Provided data:
************

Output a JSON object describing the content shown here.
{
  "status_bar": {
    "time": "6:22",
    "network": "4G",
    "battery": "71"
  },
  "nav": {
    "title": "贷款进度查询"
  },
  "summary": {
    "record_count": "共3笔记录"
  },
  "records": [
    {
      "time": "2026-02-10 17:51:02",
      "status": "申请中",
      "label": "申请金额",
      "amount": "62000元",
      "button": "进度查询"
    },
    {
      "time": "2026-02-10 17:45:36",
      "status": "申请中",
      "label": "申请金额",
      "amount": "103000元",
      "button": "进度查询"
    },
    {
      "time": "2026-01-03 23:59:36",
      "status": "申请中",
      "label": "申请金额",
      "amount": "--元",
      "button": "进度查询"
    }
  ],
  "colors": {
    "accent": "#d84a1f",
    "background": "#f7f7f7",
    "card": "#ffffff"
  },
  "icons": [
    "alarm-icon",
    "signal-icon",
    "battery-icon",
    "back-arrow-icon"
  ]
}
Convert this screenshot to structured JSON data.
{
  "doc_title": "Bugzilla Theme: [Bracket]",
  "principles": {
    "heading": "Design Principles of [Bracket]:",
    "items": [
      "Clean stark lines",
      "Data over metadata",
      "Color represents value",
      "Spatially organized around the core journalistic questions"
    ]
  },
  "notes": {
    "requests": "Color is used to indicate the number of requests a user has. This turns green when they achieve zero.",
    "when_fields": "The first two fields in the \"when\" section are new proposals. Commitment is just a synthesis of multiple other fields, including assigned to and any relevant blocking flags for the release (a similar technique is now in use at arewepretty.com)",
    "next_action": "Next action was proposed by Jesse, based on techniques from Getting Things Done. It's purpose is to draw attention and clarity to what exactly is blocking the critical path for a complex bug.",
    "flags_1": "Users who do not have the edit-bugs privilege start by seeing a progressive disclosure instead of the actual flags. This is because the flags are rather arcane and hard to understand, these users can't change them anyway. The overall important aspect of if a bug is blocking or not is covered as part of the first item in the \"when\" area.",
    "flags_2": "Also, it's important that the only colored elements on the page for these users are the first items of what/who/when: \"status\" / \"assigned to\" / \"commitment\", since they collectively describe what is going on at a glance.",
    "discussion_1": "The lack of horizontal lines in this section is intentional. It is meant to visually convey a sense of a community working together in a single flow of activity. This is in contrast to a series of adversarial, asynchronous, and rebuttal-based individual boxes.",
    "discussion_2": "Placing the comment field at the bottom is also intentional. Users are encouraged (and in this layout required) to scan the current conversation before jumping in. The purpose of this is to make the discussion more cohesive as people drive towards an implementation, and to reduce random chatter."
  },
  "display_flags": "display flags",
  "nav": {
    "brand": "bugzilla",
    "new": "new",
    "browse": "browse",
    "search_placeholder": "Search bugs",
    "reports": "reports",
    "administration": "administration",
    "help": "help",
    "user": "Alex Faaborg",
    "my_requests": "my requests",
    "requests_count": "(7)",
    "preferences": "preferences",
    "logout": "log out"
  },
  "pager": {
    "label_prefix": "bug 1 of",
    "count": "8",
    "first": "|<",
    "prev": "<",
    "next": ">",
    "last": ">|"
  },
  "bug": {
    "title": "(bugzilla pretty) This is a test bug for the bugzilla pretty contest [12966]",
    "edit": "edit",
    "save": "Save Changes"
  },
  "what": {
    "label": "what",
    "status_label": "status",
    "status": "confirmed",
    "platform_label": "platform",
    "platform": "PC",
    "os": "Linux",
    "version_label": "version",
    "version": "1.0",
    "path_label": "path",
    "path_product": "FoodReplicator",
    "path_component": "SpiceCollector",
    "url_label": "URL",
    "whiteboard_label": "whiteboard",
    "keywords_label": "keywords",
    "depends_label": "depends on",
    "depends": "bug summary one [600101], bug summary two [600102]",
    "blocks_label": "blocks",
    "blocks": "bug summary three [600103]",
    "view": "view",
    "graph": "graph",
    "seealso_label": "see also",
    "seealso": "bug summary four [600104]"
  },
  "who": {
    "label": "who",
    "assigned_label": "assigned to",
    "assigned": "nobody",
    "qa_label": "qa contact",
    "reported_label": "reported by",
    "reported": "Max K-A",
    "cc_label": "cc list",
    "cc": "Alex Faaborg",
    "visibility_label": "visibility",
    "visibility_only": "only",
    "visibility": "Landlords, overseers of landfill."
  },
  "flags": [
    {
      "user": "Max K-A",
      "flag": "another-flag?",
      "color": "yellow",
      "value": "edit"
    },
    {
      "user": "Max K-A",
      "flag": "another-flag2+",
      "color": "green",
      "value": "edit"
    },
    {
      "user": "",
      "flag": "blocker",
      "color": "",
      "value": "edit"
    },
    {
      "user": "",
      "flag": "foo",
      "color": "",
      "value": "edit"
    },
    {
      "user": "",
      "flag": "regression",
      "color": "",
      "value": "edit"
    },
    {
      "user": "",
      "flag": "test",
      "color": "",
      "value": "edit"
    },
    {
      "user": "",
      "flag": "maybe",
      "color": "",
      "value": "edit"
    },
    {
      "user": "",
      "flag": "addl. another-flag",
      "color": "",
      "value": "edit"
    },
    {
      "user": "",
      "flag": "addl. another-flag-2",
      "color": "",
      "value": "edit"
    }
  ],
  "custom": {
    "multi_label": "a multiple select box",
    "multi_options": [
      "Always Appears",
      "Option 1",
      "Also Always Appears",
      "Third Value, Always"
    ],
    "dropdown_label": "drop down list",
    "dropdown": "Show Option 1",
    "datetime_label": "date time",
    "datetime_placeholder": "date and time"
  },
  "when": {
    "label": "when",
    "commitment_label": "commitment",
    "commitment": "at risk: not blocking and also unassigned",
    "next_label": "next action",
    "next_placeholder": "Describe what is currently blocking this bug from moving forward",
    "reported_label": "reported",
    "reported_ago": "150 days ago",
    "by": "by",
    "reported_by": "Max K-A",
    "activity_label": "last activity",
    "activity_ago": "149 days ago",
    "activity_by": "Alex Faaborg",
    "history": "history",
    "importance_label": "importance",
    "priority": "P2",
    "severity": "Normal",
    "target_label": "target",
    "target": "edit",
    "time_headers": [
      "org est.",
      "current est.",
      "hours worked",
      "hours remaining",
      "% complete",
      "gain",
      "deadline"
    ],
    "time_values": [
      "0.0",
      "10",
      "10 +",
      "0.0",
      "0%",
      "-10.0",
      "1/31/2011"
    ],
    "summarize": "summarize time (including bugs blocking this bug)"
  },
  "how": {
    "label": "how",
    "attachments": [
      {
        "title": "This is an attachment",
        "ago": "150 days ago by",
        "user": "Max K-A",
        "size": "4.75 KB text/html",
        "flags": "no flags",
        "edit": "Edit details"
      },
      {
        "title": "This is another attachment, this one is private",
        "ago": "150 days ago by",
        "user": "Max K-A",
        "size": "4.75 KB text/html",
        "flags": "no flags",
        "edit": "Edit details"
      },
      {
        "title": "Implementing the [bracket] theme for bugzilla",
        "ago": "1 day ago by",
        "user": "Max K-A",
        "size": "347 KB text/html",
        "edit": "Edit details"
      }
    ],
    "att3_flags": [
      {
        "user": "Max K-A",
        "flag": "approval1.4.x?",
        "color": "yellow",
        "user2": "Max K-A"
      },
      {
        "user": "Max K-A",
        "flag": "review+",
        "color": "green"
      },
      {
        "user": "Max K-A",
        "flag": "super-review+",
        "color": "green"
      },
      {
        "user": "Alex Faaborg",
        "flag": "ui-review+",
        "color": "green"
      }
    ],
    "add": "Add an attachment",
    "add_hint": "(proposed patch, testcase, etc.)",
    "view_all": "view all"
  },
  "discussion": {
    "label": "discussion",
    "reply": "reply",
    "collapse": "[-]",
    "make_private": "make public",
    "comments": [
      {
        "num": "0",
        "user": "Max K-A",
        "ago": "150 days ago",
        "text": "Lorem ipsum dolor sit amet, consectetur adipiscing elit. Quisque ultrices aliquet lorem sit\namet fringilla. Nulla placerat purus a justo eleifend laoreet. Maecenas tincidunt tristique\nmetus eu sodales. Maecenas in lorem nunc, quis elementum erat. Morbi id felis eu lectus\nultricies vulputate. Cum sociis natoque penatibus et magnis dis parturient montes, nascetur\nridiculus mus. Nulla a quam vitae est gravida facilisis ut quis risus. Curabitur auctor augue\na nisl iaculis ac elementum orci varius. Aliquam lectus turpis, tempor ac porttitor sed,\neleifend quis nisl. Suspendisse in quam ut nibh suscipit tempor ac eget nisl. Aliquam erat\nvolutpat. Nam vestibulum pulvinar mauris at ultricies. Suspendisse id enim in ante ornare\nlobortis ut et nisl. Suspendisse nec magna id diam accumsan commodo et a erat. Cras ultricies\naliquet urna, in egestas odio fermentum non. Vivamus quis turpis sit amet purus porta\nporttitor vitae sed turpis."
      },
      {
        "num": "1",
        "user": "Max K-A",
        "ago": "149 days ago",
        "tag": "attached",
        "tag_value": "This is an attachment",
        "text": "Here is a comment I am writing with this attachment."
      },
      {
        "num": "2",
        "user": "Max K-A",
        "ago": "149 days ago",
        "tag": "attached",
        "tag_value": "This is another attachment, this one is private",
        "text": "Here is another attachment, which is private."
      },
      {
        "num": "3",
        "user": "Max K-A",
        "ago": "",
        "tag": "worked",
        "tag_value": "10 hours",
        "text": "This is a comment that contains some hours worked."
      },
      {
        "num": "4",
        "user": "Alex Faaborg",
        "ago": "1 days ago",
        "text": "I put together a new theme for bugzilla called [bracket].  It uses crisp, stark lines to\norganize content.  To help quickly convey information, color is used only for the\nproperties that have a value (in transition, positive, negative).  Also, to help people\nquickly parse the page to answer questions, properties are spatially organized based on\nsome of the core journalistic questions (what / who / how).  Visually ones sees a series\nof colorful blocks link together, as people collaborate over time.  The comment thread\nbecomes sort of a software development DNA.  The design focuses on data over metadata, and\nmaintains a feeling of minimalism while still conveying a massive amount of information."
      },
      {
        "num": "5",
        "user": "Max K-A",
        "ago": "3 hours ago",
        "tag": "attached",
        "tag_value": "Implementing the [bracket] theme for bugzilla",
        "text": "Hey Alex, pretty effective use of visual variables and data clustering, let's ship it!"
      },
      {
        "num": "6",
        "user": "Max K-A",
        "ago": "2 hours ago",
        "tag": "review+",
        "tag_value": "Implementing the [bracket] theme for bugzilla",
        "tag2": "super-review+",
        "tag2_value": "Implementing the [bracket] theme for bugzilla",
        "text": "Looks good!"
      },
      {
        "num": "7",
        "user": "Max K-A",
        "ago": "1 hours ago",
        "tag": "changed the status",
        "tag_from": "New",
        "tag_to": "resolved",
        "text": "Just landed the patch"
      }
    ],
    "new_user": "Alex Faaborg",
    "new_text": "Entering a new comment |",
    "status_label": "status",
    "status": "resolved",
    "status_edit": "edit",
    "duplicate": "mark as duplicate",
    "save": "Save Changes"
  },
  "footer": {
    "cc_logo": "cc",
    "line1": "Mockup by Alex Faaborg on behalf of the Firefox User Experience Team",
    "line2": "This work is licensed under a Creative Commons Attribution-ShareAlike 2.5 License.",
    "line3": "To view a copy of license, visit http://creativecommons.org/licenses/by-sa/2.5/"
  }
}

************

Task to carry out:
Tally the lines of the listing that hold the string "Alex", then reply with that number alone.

Task output:
8